Entertainment & Events
Best New True Crime Podcasts So Far in 2020
The true-crime podcast wave is showing no signs of slowing down, and 2020 has already brought us some seriously chilling new shows. If you’re a true crime nut, you’re going to love these new podcasts.
Exploring cold cases is a favored format for true crime podcasts, and Red Ball is a particularly interesting example of this. This four-part series explores the Burger Chef murders, a high-profile case that drew massive media and political attention. The case involved the abduction and subsequent killing of Jayne Friedt, 20, an assistant manager of a fast-food restaurant. After closing one night, Friedt and three other teens were abducted and taken to a remote field, where their bodies were found several days after. The case has remained cold for over four decades.
22 years have passed since the murder of 33-year old Denise Johnson, a night where her body was found inside of a burning house. Investigative journalist Delia D’Ambra revisits her small hometown on the coast of North Carolina to delve into this case, as she reveals new clues and features never-before-heard interviews that potentially shed light on the perpetrator of this heinous crime.
Back in 2002, an unidentified sniper terrorized the people of County, Maryland, as they gunned down 10 residents and critically injured three more. 20 years later, host Tony Harris launches into a reinvestigation of this horrific crime, as he dives into the findings from investigators and journalist of the past. The series poses the shocking question of whether the person who was convicted of these crimes deserves a second chance.
Imagine the shock of finding out that your parents were heavily involved in the drug trade during your childhood? This is exactly the case for host Rainbow Valentine, who explores her history, as she finds out these extent to which she was unwittingly a part of a massive illegal marijuana-distribution ring during the ’70s and ’80s. This series is a refreshing take on the true-crime genre, skipping out on the murder but exploring an equally fascinating facet of the shadowy world of delinquency.

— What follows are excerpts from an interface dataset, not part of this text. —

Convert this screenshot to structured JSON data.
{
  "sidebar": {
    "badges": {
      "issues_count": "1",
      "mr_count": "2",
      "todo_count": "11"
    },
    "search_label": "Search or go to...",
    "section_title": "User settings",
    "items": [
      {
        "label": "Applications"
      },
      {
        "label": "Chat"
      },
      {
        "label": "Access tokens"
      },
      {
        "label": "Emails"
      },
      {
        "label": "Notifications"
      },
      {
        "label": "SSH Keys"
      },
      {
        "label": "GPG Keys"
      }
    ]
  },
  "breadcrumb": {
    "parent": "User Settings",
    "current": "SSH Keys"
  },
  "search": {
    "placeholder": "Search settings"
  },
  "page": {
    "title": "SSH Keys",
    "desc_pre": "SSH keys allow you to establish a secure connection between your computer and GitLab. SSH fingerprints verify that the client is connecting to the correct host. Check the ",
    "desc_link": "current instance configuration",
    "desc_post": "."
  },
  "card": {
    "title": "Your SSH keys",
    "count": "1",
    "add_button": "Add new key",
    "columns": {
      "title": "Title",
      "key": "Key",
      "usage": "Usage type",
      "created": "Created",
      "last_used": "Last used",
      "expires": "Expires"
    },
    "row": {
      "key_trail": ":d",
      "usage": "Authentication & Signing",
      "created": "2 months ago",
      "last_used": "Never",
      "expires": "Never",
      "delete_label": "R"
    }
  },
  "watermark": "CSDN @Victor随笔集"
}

What happens when the authorities don’t believe you have been the victim of an unspeakable crime? In January 2018, Jen Sainato told Louisville police she had been raped. Instead of mobilizing to arrest the suspect, the officer on scene did not believe Sainato’s testimony. Subsequent findings of DNA found in her rape kit did not sway detectives, then a prosecutor rejected the case before an arrest was ever considered. Dig explores how rape cases are investigated in the city of Louisville, and how the supposed protections in place for victims aren’t as robust as they seem.